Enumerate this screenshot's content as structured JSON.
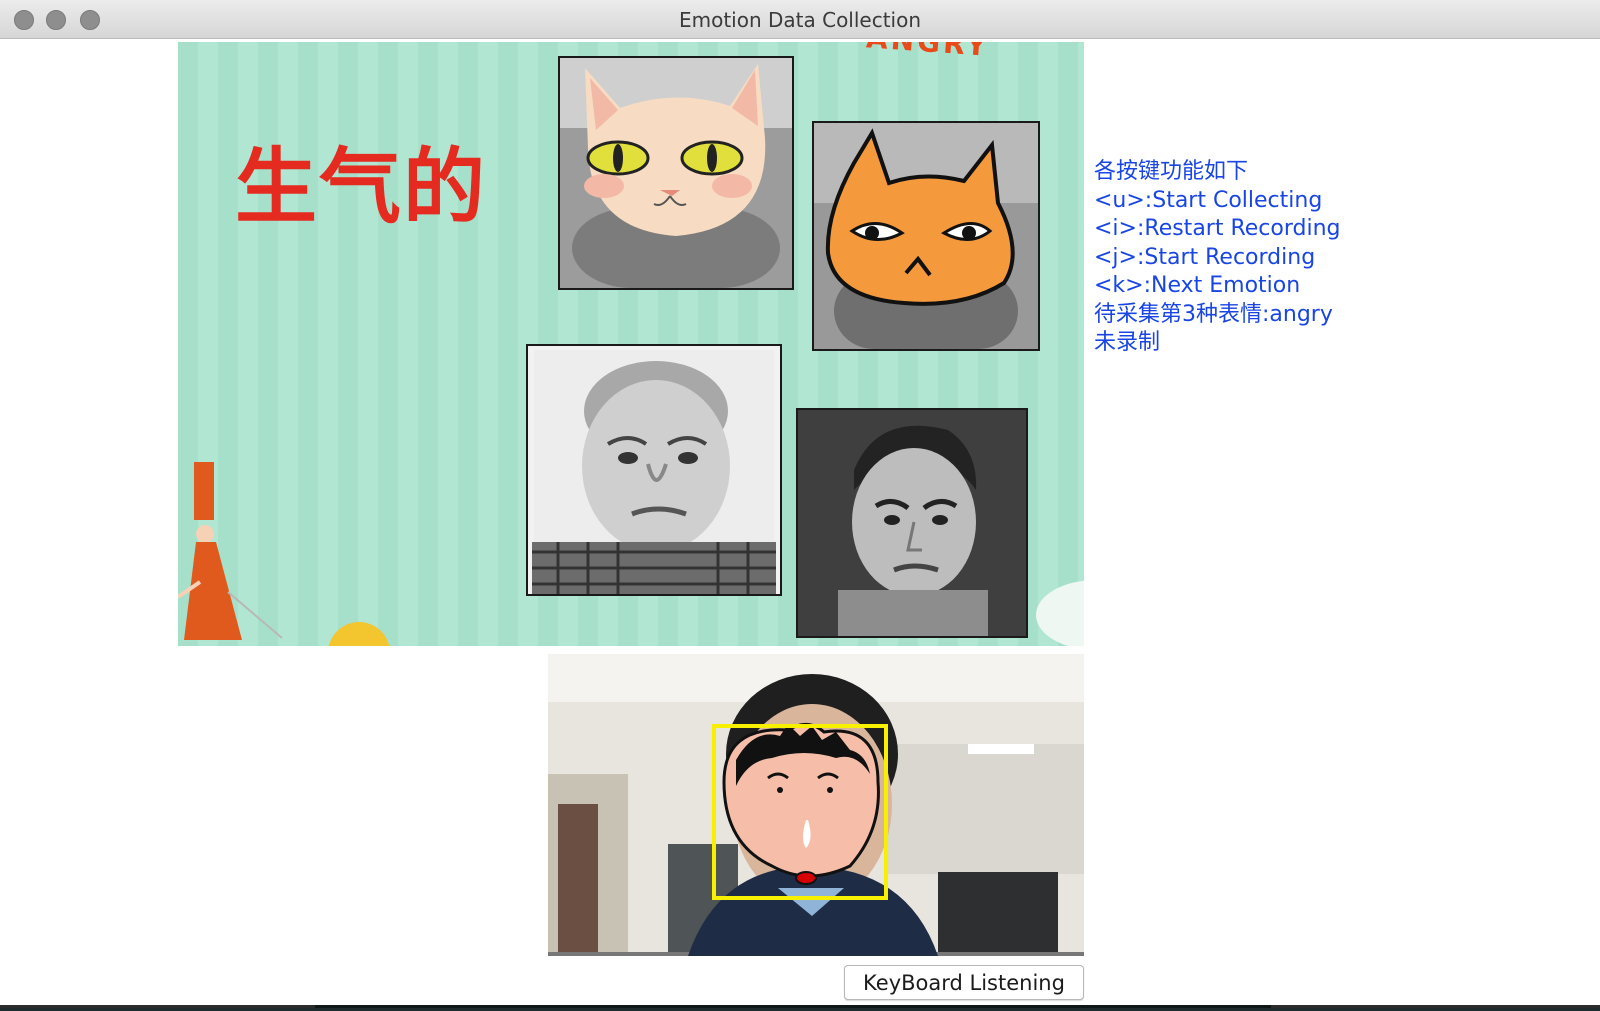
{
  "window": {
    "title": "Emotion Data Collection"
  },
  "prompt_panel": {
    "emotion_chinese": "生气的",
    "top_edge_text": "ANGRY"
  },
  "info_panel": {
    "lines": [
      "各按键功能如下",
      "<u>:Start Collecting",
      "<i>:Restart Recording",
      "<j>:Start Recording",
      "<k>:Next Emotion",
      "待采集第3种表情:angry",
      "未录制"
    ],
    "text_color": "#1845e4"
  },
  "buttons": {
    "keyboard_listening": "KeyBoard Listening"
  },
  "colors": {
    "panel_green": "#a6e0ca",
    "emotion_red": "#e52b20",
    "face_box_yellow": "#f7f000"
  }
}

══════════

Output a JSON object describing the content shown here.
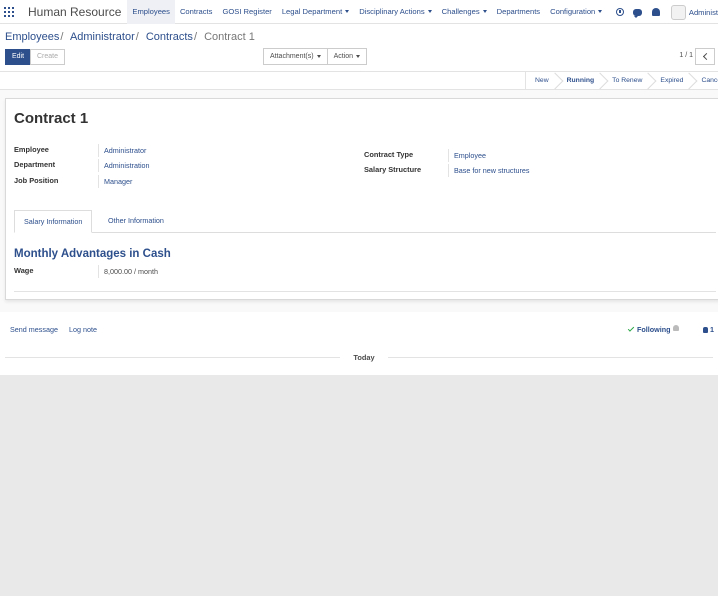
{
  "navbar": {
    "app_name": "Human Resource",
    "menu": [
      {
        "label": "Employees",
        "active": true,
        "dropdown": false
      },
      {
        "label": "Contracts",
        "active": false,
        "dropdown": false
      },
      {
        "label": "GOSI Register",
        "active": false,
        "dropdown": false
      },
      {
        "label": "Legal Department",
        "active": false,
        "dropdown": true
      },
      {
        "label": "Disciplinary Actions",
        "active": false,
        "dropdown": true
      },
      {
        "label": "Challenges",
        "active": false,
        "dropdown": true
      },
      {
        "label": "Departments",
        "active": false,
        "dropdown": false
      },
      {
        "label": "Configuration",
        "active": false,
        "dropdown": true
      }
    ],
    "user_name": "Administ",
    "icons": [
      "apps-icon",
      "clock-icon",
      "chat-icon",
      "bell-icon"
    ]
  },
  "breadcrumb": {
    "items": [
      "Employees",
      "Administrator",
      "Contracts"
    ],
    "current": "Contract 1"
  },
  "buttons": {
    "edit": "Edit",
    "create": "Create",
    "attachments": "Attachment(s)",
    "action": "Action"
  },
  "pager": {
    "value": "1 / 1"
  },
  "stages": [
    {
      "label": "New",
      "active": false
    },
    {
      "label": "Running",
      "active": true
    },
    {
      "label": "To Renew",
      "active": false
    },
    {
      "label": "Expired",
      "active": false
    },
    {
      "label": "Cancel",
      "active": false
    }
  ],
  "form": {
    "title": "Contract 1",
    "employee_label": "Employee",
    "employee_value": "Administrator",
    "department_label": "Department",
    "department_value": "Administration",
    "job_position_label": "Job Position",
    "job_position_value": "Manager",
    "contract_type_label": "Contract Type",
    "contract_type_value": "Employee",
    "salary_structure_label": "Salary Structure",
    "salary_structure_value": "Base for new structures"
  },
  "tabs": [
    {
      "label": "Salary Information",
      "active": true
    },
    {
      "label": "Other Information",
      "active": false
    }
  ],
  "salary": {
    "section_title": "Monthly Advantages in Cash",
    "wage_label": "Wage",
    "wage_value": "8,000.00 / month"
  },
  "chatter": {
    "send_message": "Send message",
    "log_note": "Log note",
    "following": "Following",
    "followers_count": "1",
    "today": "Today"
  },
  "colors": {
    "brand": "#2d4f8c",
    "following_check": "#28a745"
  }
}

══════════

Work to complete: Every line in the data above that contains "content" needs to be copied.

Output below:
Enumerate this screenshot's content as structured JSON.
Output a JSON object describing the content shown here.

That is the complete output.